Dataset rows for apps and sites
□ □ □

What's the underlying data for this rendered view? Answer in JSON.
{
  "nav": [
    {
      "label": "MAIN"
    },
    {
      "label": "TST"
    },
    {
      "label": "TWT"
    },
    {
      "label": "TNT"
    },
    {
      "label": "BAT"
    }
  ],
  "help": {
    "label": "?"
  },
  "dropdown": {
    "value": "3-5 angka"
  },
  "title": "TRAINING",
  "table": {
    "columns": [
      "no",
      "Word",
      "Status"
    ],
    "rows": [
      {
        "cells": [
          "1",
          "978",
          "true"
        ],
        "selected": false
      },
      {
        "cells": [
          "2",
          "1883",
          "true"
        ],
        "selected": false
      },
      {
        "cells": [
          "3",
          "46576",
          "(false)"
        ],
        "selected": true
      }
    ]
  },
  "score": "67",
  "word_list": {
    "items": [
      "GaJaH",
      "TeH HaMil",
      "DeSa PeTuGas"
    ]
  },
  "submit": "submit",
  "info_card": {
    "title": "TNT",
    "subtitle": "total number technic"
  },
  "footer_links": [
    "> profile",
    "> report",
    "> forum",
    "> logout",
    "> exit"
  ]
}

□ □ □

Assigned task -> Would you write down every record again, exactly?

Finished task ->
What's the underlying data for this rendered view? Answer in JSON.
{
  "nav": [
    {
      "label": "MAIN"
    },
    {
      "label": "TST"
    },
    {
      "label": "TWT"
    },
    {
      "label": "TNT"
    },
    {
      "label": "BAT"
    }
  ],
  "help": {
    "label": "?"
  },
  "dropdown": {
    "value": "3-5 angka"
  },
  "title": "TRAINING",
  "table": {
    "columns": [
      "no",
      "Word",
      "Status"
    ],
    "rows": [
      {
        "cells": [
          "1",
          "978",
          "true"
        ],
        "selected": false
      },
      {
        "cells": [
          "2",
          "1883",
          "true"
        ],
        "selected": false
      },
      {
        "cells": [
          "3",
          "46576",
          "(false)"
        ],
        "selected": true
      }
    ]
  },
  "score": "67",
  "word_list": {
    "items": [
      "GaJaH",
      "TeH HaMil",
      "DeSa PeTuGas"
    ]
  },
  "submit": "submit",
  "info_card": {
    "title": "TNT",
    "subtitle": "total number technic"
  },
  "footer_links": [
    "> profile",
    "> report",
    "> forum",
    "> logout",
    "> exit"
  ]
}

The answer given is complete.